_Problem description_:
Your answer should be a single number: the count of lines in the records below containing the word "text".

_Supplied material_:
+ + + +

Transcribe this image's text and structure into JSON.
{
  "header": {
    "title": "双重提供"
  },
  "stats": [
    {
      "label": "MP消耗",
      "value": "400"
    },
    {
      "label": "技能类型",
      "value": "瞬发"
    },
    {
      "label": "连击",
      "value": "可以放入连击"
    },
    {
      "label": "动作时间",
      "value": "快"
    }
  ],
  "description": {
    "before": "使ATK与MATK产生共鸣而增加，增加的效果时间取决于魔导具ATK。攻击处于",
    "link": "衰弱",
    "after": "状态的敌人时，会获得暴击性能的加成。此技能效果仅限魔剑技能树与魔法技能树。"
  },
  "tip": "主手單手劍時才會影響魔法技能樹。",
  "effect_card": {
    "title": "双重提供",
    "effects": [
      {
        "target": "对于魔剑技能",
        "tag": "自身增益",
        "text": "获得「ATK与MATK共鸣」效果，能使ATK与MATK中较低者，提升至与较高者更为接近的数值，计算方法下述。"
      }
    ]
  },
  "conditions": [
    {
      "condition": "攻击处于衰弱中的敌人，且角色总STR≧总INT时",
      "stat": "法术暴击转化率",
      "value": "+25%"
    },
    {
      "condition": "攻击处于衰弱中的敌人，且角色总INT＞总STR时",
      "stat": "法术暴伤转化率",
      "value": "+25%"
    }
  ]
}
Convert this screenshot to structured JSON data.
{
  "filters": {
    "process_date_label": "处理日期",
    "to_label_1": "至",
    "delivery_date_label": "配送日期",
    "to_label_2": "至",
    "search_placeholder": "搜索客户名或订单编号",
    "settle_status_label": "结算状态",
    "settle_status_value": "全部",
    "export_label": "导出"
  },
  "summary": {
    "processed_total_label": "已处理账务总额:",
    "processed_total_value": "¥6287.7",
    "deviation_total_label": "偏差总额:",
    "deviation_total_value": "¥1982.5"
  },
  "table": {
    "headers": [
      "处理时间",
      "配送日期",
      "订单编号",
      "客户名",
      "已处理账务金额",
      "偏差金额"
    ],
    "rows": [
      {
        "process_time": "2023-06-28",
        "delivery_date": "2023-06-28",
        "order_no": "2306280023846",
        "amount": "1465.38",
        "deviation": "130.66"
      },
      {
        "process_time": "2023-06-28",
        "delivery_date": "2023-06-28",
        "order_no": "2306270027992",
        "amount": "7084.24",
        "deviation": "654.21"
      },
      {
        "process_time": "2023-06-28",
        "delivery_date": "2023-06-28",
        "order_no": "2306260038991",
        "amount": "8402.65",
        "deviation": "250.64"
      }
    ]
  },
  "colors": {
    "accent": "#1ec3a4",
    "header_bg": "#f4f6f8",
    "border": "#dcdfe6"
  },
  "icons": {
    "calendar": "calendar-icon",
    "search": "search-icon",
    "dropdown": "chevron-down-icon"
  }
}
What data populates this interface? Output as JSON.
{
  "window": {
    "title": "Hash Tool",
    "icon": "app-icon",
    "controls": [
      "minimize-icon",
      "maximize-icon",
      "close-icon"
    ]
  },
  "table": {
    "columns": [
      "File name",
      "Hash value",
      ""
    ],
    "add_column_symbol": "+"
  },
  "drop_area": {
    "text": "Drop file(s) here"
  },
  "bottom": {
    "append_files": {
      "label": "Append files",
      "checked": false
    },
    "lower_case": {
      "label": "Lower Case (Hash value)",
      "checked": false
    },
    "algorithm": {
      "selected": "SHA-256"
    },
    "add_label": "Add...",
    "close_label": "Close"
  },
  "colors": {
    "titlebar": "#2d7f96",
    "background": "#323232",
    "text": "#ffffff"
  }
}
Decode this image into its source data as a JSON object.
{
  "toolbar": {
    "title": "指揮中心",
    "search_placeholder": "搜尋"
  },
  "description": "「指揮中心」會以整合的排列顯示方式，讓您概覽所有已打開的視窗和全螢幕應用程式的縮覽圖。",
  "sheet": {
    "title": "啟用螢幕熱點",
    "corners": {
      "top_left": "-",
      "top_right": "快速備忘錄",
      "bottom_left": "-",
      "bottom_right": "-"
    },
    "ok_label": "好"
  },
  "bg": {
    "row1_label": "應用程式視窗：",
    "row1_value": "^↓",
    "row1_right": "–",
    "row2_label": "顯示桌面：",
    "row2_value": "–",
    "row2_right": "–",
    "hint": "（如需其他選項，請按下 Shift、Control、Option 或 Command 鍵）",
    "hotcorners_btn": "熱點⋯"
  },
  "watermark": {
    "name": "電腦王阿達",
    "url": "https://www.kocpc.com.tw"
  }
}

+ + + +

_Response_:
4